(Dataset rows for apps and sites)

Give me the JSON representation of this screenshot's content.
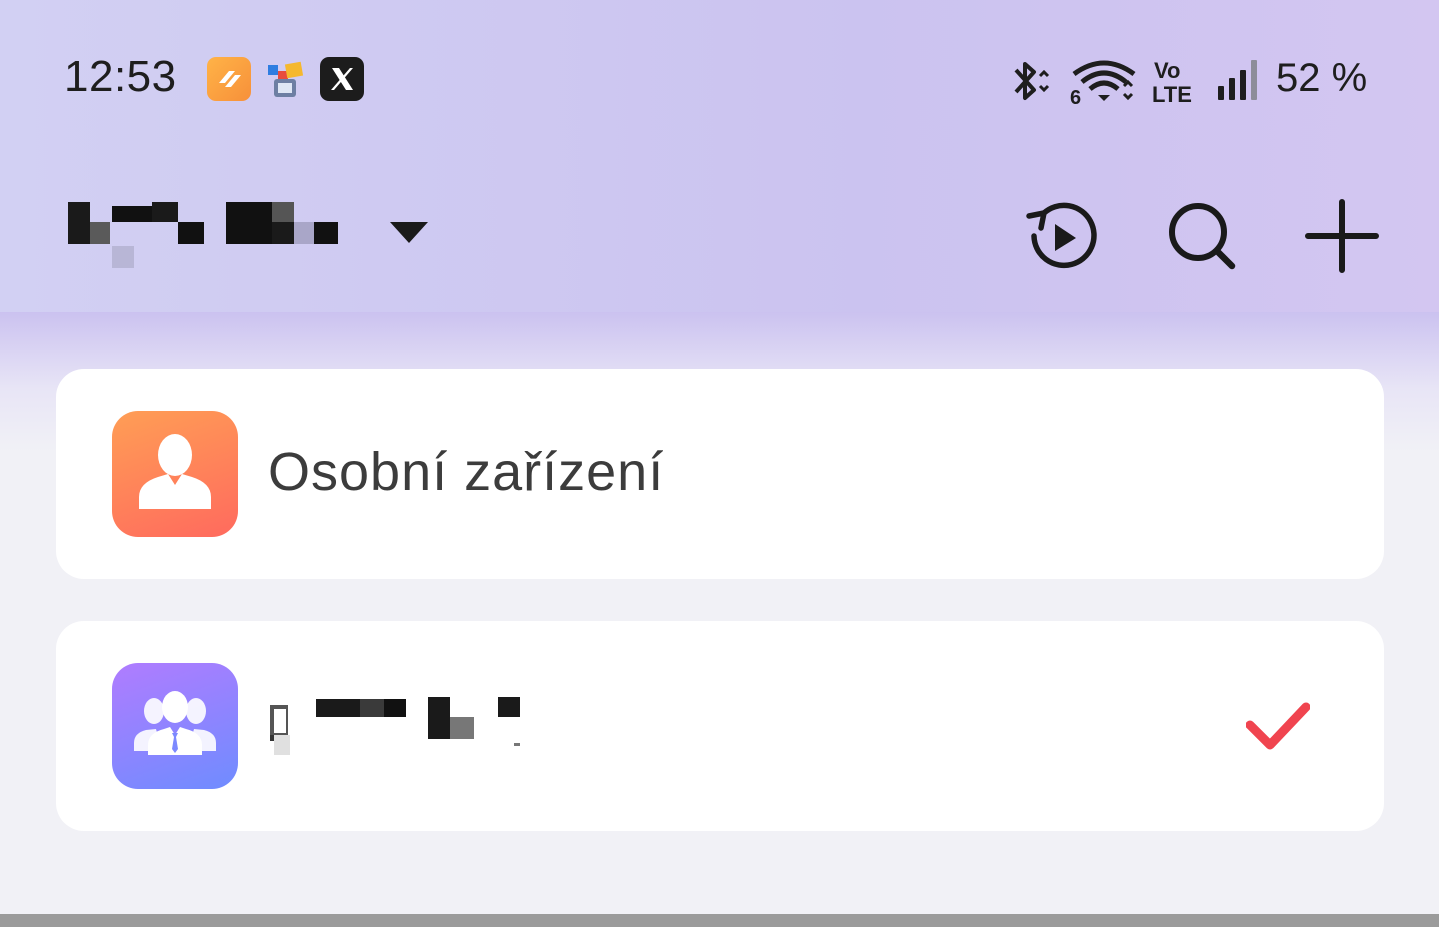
{
  "status_bar": {
    "time": "12:53",
    "notifications": [
      "orange-app-icon",
      "multicolor-app-icon",
      "x-app-icon"
    ],
    "battery": "52 %",
    "icons": [
      "bluetooth-icon",
      "wifi-6-icon",
      "volte-icon",
      "cell-signal-icon"
    ]
  },
  "header": {
    "account_name": "",
    "actions": [
      "history-icon",
      "search-icon",
      "add-icon"
    ]
  },
  "spaces": [
    {
      "label": "Osobní zařízení",
      "icon": "person-icon",
      "selected": false
    },
    {
      "label": "",
      "icon": "team-icon",
      "selected": true
    }
  ],
  "colors": {
    "accent_check": "#f0444f",
    "personal_icon": "#ff7d5a",
    "team_icon": "#8e85ff"
  }
}
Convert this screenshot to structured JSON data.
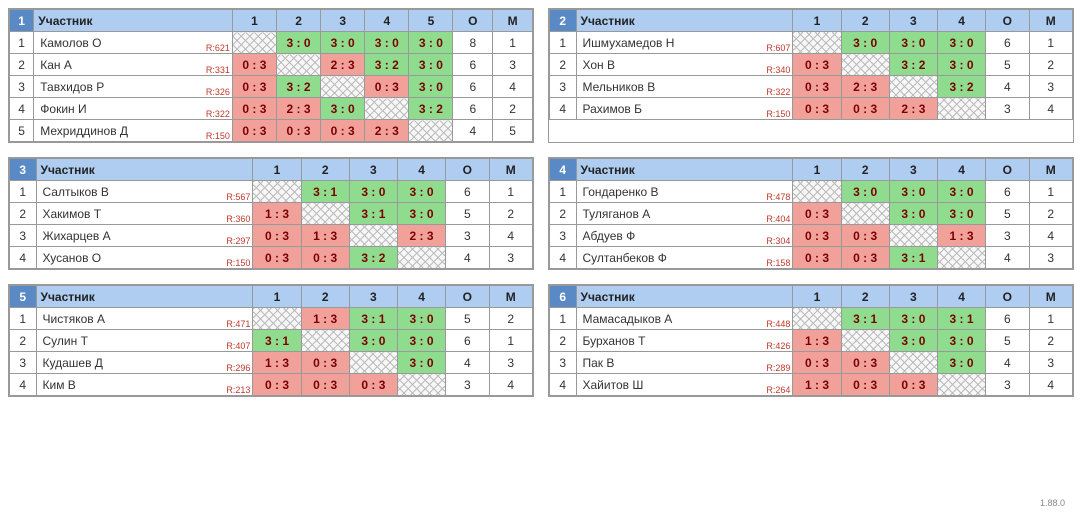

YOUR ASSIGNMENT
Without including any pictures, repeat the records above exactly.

OUTPUT FOR THIS EXERCISE
Give me the JSON representation of this screenshot's content.
{
  "status_bar": {
    "time": "12:53",
    "notifications": [
      "orange-app-icon",
      "multicolor-app-icon",
      "x-app-icon"
    ],
    "battery": "52 %",
    "icons": [
      "bluetooth-icon",
      "wifi-6-icon",
      "volte-icon",
      "cell-signal-icon"
    ]
  },
  "header": {
    "account_name": "",
    "actions": [
      "history-icon",
      "search-icon",
      "add-icon"
    ]
  },
  "spaces": [
    {
      "label": "Osobní zařízení",
      "icon": "person-icon",
      "selected": false
    },
    {
      "label": "",
      "icon": "team-icon",
      "selected": true
    }
  ],
  "colors": {
    "accent_check": "#f0444f",
    "personal_icon": "#ff7d5a",
    "team_icon": "#8e85ff"
  }
}
Convert this screenshot to structured JSON data.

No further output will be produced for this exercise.